Cosatu puts wage debate on hold
A debate on the national minimum wage was put on hold on Wednesday at the 11th national congress of the Congress of SA Trade Unions (Cosatu).
Delegates at the congress in Midrand, Johannesburg, debated whether there should be a national minimum wage or sectoral minimum wage.
National Education and Health Allied Workers' Union (Nehawu) general secretary Fikile Majola said his union supported a national minimum wage.
"This will move lower paid workers up... That is part of closing the inequalities," he told delegates.
"Without that there is no Lula moment."
He was referring to former Brazilian president Luiz InÃ¡cio Lula da Silva, who was in office from 2003 to 2011.
Lula's first terms was fraught with difficulties, but in his second term, he engineered a dramatic turnaround, improving the living standards of Brazil's working class.
Majola said setting a minimum wage would not have a negative impact on employment as some believed.
Congress of SA Trade Unions (Cosatu) general secretary Zwelinzima Vavi said a collective bargaining conference would be held next year to finalise the matter.
However, he pointed out that in June last year a similar conference was held with no outcome.
"... Unions didn't take us seriously, they preferred to go to political issues than deal with this issue," Vavi said.
"We can't pretend there has been no discussion." Some Cosatu affiliates were opposing a national minimum wage.
The issue was part of Cosatu's organisational report.
According to the report there were 12 sectoral determinations which set minimum wages and working conditions for specific sectors.
It was worrying that these minimum wages and working conditions were set by sectoral determination, which were not negotiated, rather than by the bargaining council agreements.
"An initial national minimum wage set at say R2800, while still low, would have an immediate positive impact on millions of workers...," the report said.
"This national minimum would be a legislated basic wage floor, below which no worker could fall." Cosatu said there were two possible ways to calculate a possible minimum wage.

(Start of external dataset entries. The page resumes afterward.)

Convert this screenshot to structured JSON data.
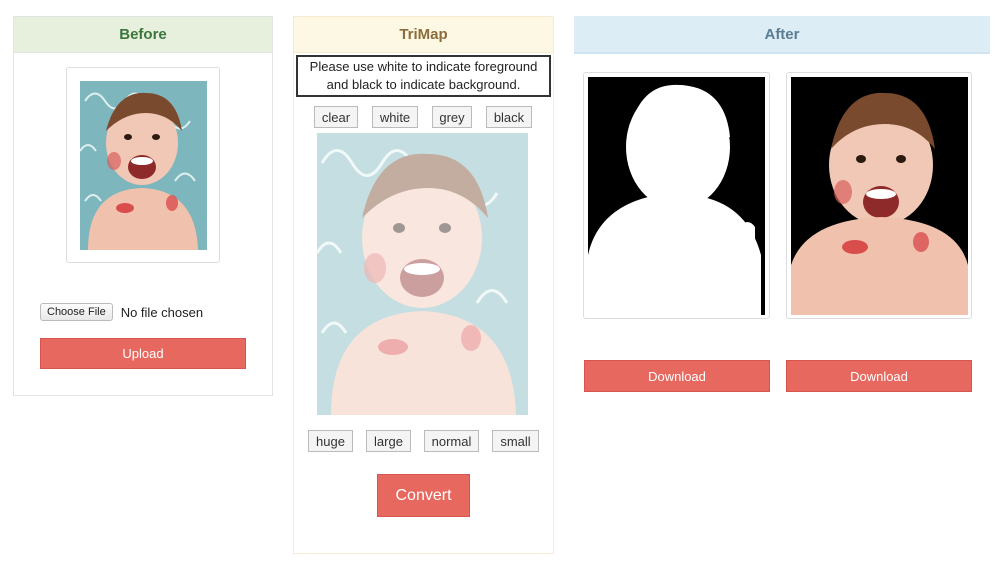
{
  "before": {
    "title": "Before",
    "choose_file_label": "Choose File",
    "file_status": "No file chosen",
    "upload_label": "Upload"
  },
  "trimap": {
    "title": "TriMap",
    "hint": "Please use white to indicate foreground and black to indicate background.",
    "colors": [
      "clear",
      "white",
      "grey",
      "black"
    ],
    "sizes": [
      "huge",
      "large",
      "normal",
      "small"
    ],
    "convert_label": "Convert"
  },
  "after": {
    "title": "After",
    "download_labels": [
      "Download",
      "Download"
    ]
  },
  "colors": {
    "accent": "#e7685f",
    "before_header": "#e6f0dd",
    "trimap_header": "#fcf8e3",
    "after_header": "#dcedf6",
    "photo_bg": "#7eb6bd"
  }
}
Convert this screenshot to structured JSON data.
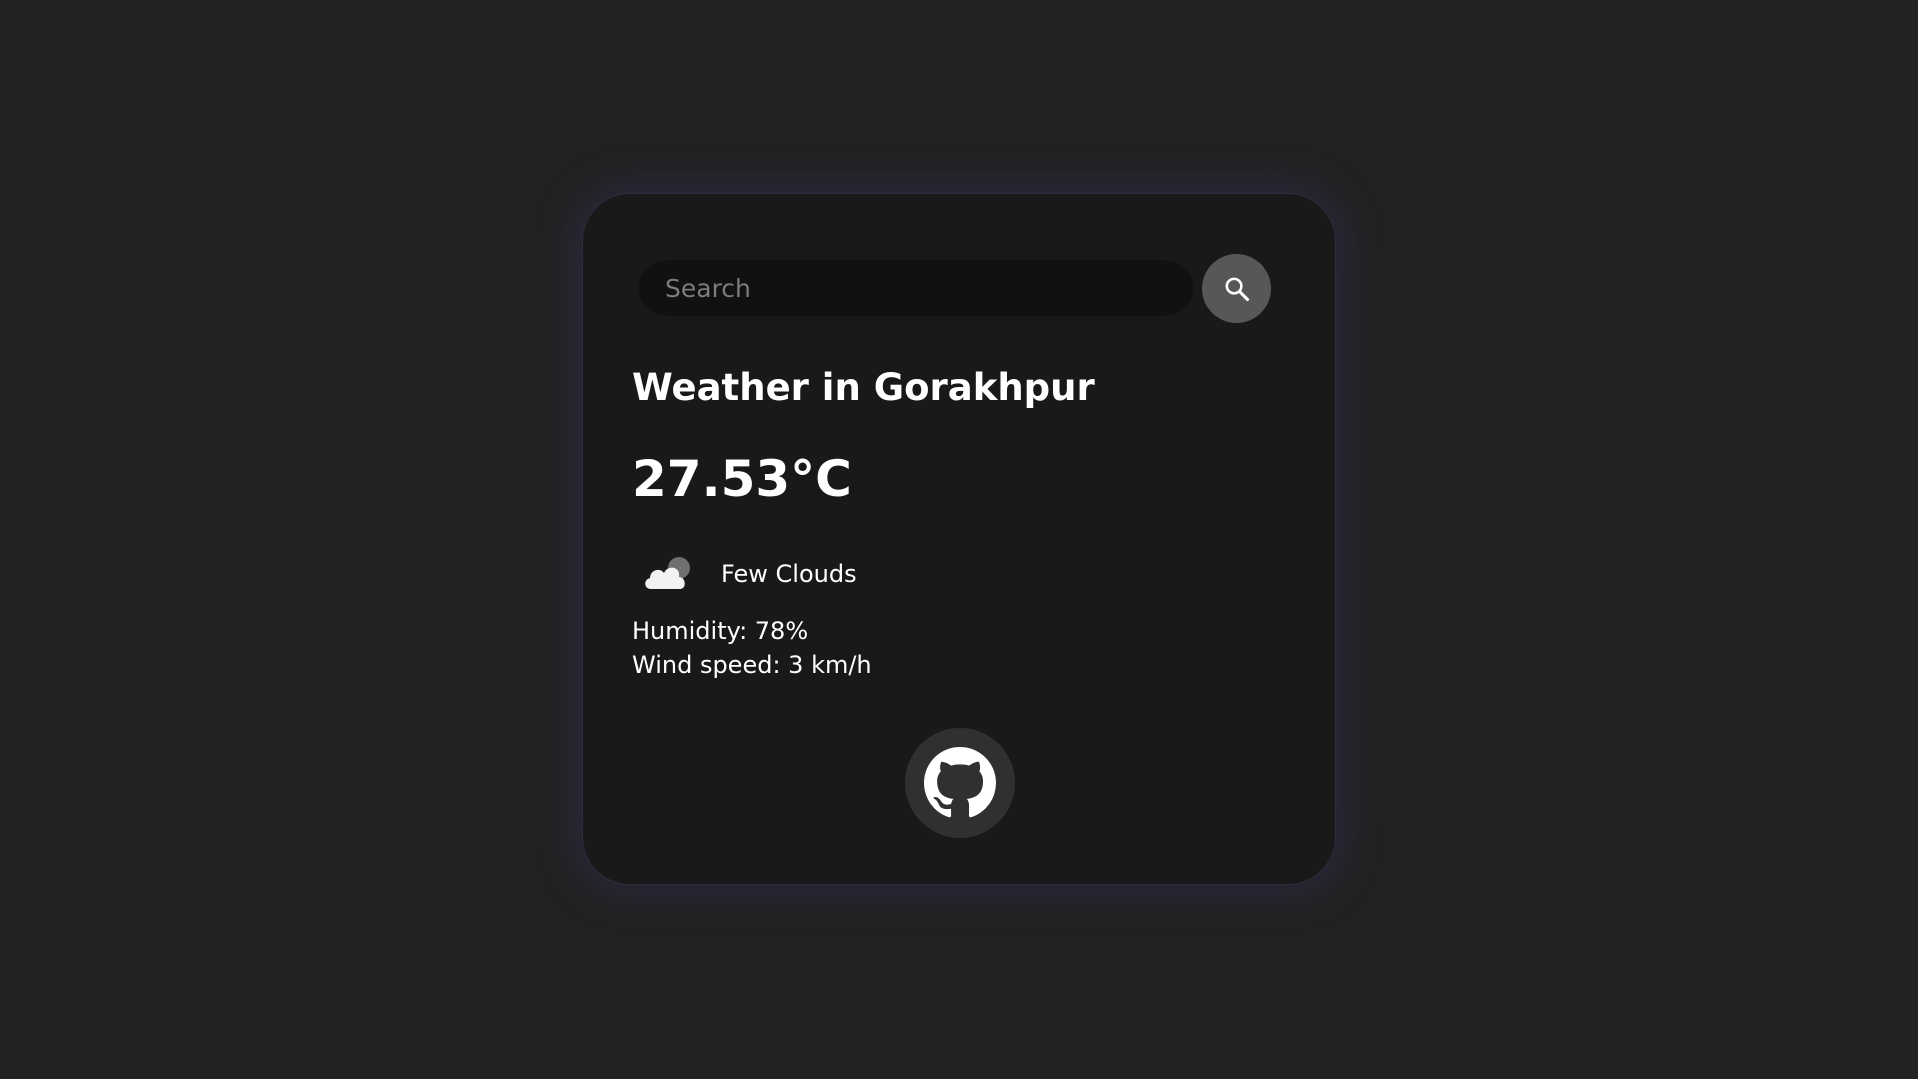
{
  "search": {
    "placeholder": "Search",
    "value": "",
    "button_icon": "search-icon"
  },
  "weather": {
    "city_heading": "Weather in Gorakhpur",
    "temperature": "27.53°C",
    "condition_icon": "few-clouds-icon",
    "description": "Few Clouds",
    "humidity": "Humidity: 78%",
    "wind_speed": "Wind speed: 3 km/h"
  },
  "footer": {
    "github_icon": "github-icon"
  },
  "colors": {
    "page_background": "#222222",
    "card_background": "#191919",
    "card_glow": "#30305a",
    "input_background": "#111111",
    "search_button": "#575757",
    "github_button": "#303030",
    "text": "#ffffff"
  }
}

It could be based on a minimum living level, although South Africa does not have an agreed standard.
The second way of calculating a minimum wage is to look at the proportion of the average minimum wage to the national average wage.